Education, agriculture, tourism and human resources are the major areas they see potential.

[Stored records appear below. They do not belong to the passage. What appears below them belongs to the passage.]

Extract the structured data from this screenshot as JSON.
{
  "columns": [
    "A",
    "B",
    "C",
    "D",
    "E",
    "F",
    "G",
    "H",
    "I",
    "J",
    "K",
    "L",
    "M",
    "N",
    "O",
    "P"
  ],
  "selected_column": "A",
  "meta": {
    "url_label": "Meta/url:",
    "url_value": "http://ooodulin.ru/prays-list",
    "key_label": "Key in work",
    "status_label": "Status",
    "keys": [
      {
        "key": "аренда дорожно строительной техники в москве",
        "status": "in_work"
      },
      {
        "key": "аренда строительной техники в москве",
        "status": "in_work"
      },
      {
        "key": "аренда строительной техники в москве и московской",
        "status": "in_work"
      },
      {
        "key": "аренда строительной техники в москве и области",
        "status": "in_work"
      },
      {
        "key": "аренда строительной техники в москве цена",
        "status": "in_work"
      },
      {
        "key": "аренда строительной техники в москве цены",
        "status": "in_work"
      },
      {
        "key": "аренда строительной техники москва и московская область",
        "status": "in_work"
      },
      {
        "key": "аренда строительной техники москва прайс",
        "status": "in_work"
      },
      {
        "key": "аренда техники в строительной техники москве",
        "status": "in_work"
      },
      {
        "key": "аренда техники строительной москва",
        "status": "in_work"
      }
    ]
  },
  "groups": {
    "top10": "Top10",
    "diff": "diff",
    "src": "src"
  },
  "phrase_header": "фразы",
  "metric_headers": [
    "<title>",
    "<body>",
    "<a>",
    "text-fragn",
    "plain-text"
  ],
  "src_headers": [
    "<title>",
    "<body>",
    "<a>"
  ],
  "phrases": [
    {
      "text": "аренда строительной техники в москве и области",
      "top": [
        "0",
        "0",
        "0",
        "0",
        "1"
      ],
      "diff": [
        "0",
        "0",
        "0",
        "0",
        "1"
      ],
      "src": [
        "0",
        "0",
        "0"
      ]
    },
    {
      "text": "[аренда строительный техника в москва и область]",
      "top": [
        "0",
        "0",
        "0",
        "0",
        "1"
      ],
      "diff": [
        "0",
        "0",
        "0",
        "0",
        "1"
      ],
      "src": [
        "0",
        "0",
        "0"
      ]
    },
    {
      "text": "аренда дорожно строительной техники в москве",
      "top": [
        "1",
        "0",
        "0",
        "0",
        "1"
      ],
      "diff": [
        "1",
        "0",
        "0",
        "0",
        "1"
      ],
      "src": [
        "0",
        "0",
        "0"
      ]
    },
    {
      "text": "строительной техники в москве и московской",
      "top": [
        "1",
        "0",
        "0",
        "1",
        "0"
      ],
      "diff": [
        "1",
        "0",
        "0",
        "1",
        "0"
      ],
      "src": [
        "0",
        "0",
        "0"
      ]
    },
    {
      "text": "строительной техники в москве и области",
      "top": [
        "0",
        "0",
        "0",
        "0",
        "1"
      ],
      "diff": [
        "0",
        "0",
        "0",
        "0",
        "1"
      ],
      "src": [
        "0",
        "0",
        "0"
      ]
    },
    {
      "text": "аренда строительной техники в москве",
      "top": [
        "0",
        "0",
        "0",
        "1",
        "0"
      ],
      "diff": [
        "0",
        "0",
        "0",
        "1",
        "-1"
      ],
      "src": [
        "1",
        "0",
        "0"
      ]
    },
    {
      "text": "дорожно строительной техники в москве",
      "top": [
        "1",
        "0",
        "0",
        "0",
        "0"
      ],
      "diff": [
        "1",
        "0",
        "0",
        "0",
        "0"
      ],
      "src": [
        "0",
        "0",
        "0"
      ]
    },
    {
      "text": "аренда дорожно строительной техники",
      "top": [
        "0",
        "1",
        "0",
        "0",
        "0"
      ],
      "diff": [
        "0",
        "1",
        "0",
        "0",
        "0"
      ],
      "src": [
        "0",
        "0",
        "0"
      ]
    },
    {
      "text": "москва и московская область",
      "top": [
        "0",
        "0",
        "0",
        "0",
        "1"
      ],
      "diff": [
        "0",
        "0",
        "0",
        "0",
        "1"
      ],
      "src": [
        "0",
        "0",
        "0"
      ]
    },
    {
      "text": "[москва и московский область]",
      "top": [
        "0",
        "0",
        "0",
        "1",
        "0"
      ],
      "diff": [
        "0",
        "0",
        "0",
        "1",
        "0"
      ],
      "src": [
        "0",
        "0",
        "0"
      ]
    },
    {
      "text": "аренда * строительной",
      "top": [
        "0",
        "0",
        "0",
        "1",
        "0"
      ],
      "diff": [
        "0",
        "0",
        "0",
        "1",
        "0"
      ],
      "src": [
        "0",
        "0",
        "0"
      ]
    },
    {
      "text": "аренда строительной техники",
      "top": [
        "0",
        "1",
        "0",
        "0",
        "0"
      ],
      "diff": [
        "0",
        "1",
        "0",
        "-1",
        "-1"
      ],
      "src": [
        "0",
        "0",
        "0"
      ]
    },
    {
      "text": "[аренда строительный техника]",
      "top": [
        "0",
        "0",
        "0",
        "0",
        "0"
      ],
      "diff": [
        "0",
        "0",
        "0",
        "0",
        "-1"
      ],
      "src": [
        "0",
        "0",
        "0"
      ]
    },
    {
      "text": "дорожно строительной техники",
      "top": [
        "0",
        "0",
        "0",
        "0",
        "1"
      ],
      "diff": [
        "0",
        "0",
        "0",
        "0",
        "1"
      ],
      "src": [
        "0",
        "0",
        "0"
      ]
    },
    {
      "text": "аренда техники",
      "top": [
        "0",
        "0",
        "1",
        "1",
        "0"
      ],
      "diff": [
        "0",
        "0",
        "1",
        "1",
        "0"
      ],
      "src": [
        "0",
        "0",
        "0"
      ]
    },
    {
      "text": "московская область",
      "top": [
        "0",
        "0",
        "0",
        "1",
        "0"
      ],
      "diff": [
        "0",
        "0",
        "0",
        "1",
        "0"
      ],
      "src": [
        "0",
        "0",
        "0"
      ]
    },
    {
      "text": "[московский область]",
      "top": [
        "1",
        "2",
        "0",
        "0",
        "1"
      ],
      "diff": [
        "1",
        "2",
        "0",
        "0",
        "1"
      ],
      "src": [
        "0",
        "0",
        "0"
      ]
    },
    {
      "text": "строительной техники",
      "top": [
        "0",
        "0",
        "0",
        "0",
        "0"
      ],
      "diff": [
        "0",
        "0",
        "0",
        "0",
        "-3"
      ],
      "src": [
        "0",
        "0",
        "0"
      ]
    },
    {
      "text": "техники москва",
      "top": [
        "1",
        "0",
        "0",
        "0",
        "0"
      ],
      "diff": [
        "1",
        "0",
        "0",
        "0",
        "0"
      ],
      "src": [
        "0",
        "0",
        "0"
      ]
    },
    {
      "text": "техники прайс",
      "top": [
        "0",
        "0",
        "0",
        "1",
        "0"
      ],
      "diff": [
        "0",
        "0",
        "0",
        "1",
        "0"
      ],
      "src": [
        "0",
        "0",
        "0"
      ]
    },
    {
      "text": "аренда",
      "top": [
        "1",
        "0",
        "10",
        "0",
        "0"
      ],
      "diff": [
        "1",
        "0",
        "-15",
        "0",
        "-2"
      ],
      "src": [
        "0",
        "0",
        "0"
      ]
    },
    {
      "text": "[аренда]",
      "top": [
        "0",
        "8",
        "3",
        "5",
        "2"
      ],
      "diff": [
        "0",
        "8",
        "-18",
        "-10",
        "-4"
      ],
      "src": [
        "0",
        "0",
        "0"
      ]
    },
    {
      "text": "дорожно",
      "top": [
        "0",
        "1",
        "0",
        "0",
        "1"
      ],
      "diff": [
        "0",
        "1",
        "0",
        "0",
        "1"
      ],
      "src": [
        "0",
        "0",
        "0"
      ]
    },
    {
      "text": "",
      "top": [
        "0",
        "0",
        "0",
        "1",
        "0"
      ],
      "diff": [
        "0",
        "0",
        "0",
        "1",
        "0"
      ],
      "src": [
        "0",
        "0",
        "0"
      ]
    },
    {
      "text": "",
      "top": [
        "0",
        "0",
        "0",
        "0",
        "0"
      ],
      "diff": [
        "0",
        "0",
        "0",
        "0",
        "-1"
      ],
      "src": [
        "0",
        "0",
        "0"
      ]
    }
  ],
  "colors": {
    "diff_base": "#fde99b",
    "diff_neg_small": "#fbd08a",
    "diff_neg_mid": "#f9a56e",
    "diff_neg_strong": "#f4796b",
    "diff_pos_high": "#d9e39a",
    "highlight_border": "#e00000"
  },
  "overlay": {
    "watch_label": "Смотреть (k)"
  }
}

The Johannesburg Chamber of Commerce (JCCI) with its membership of 3,000 arrived along with a major construction company, Pilot Crushtec Limited which supplies crushing equipment and an agricultural company, S & V holdings.
“We expect in the near future four successive business delegations to come from South Africa,” said Yahieyard adding that big deals start with small steps.
Sivu Maqungo, Chief Director of the International Relations and Cooperation Department in the East African region said Ethiopia is in the psyche of many South Africans because it provided shelter and military training to the African National Congress (ANC) including most famously Nelson Mandela about five decades ago during their liberation struggle against Apartheid South Africa.
“Relationships are very important in business and I’m responsible for facilitating them,” said Sivu adding that the fast growing construction industry has brought in this major South African construction company.
His department is working in to promote business relations by telling South African about Ethiopian business, assessing Ethiopia’s business environment and promoting specific business opportunities in Ethiopia.
“It’s different when a business opportunity in Ethiopia is being told by South Africans to their countrymen as opposed to representatives from the Ethiopian government,” said Sivu surmising that a representative of JCCI came to talk about their company’s potential.
The trade relations between South Africa and Ethiopia have been growing both in value and volume in the last couple of years from USD 42 million in 2004 to USD 95 million in 2011.
Ethiopia’s exports to the country include dried kidney beans, white pea beans, coffee, roses, ginger, leather and semi manufactured gold while its imports from South Africa consist of coal, petroleum, medicines, explosives and vehicles.